Just arrived from South by SouthWest 2014 edition. The always “weird” city of Austin received this year around 130.000 professionals, geeks, hipsters, frikies and other mammals, from music, film and interactive planets. It was really a fucking awesome festival full of inspiring panelists, workshops and networking-parties. Although there were also some poor conferences though like those related to Social Media cases and a bunch of rock-stars over promoting their  books and storytellings.


Among all the enormous variety of conferences offered this year, I would remark in my modest opinion, these 5 inspirationals:

Tim Brown (IDEO) and Joi Ito (MIT Medialab).

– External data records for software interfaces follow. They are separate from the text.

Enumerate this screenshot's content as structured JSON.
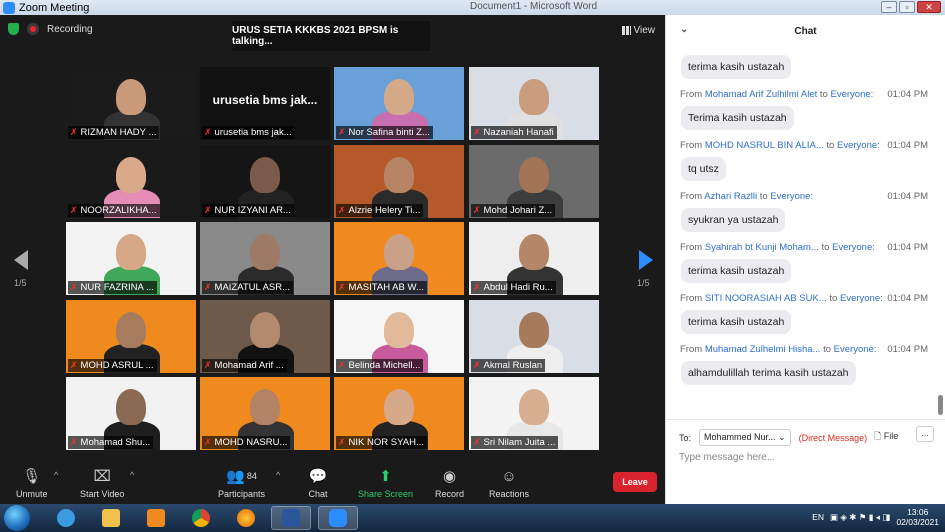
{
  "window": {
    "title": "Zoom Meeting",
    "background_title": "Document1 - Microsoft Word"
  },
  "meeting": {
    "recording_label": "Recording",
    "talking_banner": "URUS SETIA KKKBS 2021 BPSM is talking...",
    "view_label": "View"
  },
  "pager": {
    "left": "1/5",
    "right": "1/5"
  },
  "participants": [
    {
      "name": "RIZMAN HADY ...",
      "bg": "#1b1b1b",
      "skin": "#c89a7a",
      "shirt": "#333"
    },
    {
      "name": "urusetia bms jak...",
      "bg": "#111111",
      "text_only": true
    },
    {
      "name": "Nor Safina binti Z...",
      "bg": "#6aa0d8",
      "skin": "#d4a987",
      "shirt": "#c86fb0"
    },
    {
      "name": "Nazaniah Hanafi",
      "bg": "#d9dde6",
      "skin": "#c99c7d",
      "shirt": "#e0e0e0"
    },
    {
      "name": "NOORZALIKHA...",
      "bg": "#1a1a1a",
      "skin": "#d9a98a",
      "shirt": "#e58db4"
    },
    {
      "name": "NUR IZYANI AR...",
      "bg": "#151515",
      "skin": "#7a5a48",
      "shirt": "#222"
    },
    {
      "name": "Alzrie Helery Ti...",
      "bg": "#b45a2a",
      "skin": "#b88466",
      "shirt": "#2a2a2a"
    },
    {
      "name": "Mohd Johari Z...",
      "bg": "#6b6b6b",
      "skin": "#a27556",
      "shirt": "#3d3d3d"
    },
    {
      "name": "NUR FAZRINA ...",
      "bg": "#f3f3f3",
      "skin": "#d7a887",
      "shirt": "#3fa85a"
    },
    {
      "name": "MAIZATUL ASR...",
      "bg": "#8a8a8a",
      "skin": "#9c7a66",
      "shirt": "#2b2b2b"
    },
    {
      "name": "MASITAH AB W...",
      "bg": "#f08a1e",
      "skin": "#c9a088",
      "shirt": "#6c6c8a"
    },
    {
      "name": "Abdul Hadi Ru...",
      "bg": "#eeeeee",
      "skin": "#b5876a",
      "shirt": "#333"
    },
    {
      "name": "MOHD ASRUL ...",
      "bg": "#f08a1e",
      "skin": "#a77c5e",
      "shirt": "#222"
    },
    {
      "name": "Mohamad Arif ...",
      "bg": "#6e5a4a",
      "skin": "#b38a6e",
      "shirt": "#111"
    },
    {
      "name": "Belinda Michell...",
      "bg": "#f6f6f6",
      "skin": "#e2b99a",
      "shirt": "#c75b9c"
    },
    {
      "name": "Akmal Ruslan",
      "bg": "#d9dde6",
      "skin": "#a67a5c",
      "shirt": "#eeeeee"
    },
    {
      "name": "Mohamad Shu...",
      "bg": "#f2f2f2",
      "skin": "#8a6a55",
      "shirt": "#1e1e1e"
    },
    {
      "name": "MOHD NASRU...",
      "bg": "#f08a1e",
      "skin": "#b48264",
      "shirt": "#333"
    },
    {
      "name": "NIK NOR SYAH...",
      "bg": "#f08a1e",
      "skin": "#d6a98a",
      "shirt": "#222"
    },
    {
      "name": "Sri Nilam Juita ...",
      "bg": "#f4f4f4",
      "skin": "#d8ae90",
      "shirt": "#e8e8e8"
    }
  ],
  "toolbar": {
    "unmute": "Unmute",
    "start_video": "Start Video",
    "participants": "Participants",
    "participants_count": "84",
    "chat": "Chat",
    "share": "Share Screen",
    "record": "Record",
    "reactions": "Reactions",
    "leave": "Leave"
  },
  "chat": {
    "title": "Chat",
    "messages": [
      {
        "from": "",
        "to": "",
        "time": "",
        "text": "terima kasih ustazah"
      },
      {
        "from": "Mohamad Arif Zulhilmi Alet",
        "to": "Everyone:",
        "time": "01:04 PM",
        "text": "Terima kasih ustazah"
      },
      {
        "from": "MOHD NASRUL BIN ALIA...",
        "to": "Everyone:",
        "time": "01:04 PM",
        "text": "tq utsz"
      },
      {
        "from": "Azhari Razlli",
        "to": "Everyone:",
        "time": "01:04 PM",
        "text": "syukran ya ustazah"
      },
      {
        "from": "Syahirah bt Kunji Moham...",
        "to": "Everyone:",
        "time": "01:04 PM",
        "text": "terima kasih ustazah"
      },
      {
        "from": "SITI NOORASIAH AB SUK...",
        "to": "Everyone:",
        "time": "01:04 PM",
        "text": "terima kasih ustazah"
      },
      {
        "from": "Muhamad Zulhelmi Hisha...",
        "to": "Everyone:",
        "time": "01:04 PM",
        "text": "alhamdulillah terima kasih ustazah"
      }
    ],
    "from_word": "From",
    "to_word": "to",
    "to_label": "To:",
    "recipient": "Mohammed Nur...",
    "direct_message": "(Direct Message)",
    "file_label": "File",
    "more_label": "...",
    "input_placeholder": "Type message here..."
  },
  "taskbar": {
    "lang": "EN",
    "time": "13:06",
    "date": "02/03/2021"
  }
}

The idea of making isn’t just reserved for handmade bikes, artisan pickles, and Arduino helicopters. The future of making is a product of our human needs and the possibilities we create through technology. This is about a larger shift towards making and the unexpected movements that might occur. It’s about how everyone from you to our kids might design, make and consume products or experiences in the next 10 to 15 years.
Tim Brown’s comments were pretty interesting, however Mr Joi Ito was simply huge on his smart comments and arguments, for example about the value of human intuition, and its risk to disappear because of the democratization of manufacturing. The knowledge based on Intuition comes naturally from the learning by making, he argued, and that is something we should keep in our human DNA. Other key concept remarked by Ito is “Bio-engineering”. We have to learn from bio-engineering as well as we learnt from Internet, he was saying. Instead of wood, plastics or metals, there will be a biological process of making and growing, using cells, bacterias, insects, chromosomes, etc… My God, that was a shocking moment! Seeing how thousands of silkworms were used to spin the roof of a 3D printed structure. (Watch SILK PAVILION)


Blake Mycoskie, founder.
Founder of TOMS, Blake Mycoskie, believes that “doing it different” is as important to success as “doing good.” This belief has caught on across the business sector and continues to make a huge impact on the world. At SXSW Blake shared how placing a relentless focus on being disruptive by disregarding traditional business wisdom is the only way to take your idea to the next level. Honoring this belief through his own work, Blake’s ventures are always based on his idea of “One for One” movement and explain why pushing limits and taking more risks is more important than ever before.
Blake’s project is not new at all, but meeting him was really inspiring. I guess he is right in the vision that today is possible earning money and also helping others. That’s for me the most honest way to build brand content in the long term having your own consumers acting as a real social network, talking about you everyday. This is for me “valued communication” behaving naturally in Social media. It´s clear that  today if you count with a good product or service, your consumers will “create” the advertising for you, . Here some videos
Michael Dell, founder and CEO of Dell, hosted a panel of successful entrepreneurs for an insight discussion about starting and scaling a business, innovating beyond the startup phase, corporate reinvention and leading through change. The panelists were leaders of businesses featured in Dell’s latest ad campaign, called “New Beginnings,” which tells the story of the humble places where their success stories began. Panelists were Carley Roney, co-founder and Chief Content Officer of XO Group (parent company of TheKnot); Stephen Kaufer, co-founder and CEO of TripAdvisor; and Jeff Housenbold, CEO of Shutterfly.

Eric Schmidt, Google


Much of today’s news coverage dwells on images of violence, stories of government instability, and a world in chaos, but there is another story to tell here. Technology is reshaping human society in ways we never imagined, and the story for the future is one of promise and innovation. Billions of people are coming online in the next decade. Their physical lives, human rights, and civic relationships will be forever altered. Google’s Eric Schmidt and Jared Cohen conversation was around some of the most interesting questions about our future: how will technology change privacy and security, war and intervention, diplomacy, revolution and terrorism? How will technology improve our lives? What new disruptions can we expect?

HUMANIZING TECHNOLOGY, another example of “valued communication”
Agency Reactive (Australia), Production: Finch (australia)


How do you make technology emotional and innovative-cool at the same time? A good start is developing the technology to its full potential before any big idea comes along. This panel showed how Finch and Reactive invented an interactive robot arm that was fueled by Facebook for the non-profit organization Save Our Sons. Needing desperately to bring more attention to Duchenne Muscular Dystrophy, they together wanted the Australian government to make research on DMD a priority. And needed to do so in a short amount of time. With over 32,000 Australians ultimately signing their petition, The Most Powerful Arm has become the most successful health-related petition in Australian history. The discussion was about how they used innovative tech and emotional social media to implore people to sign and share something online – without the help of paid media spend.


Beside this conferences I’m sure there was more interesting stuff I missed.
If you enjoyed SXSW, please share with us your comments.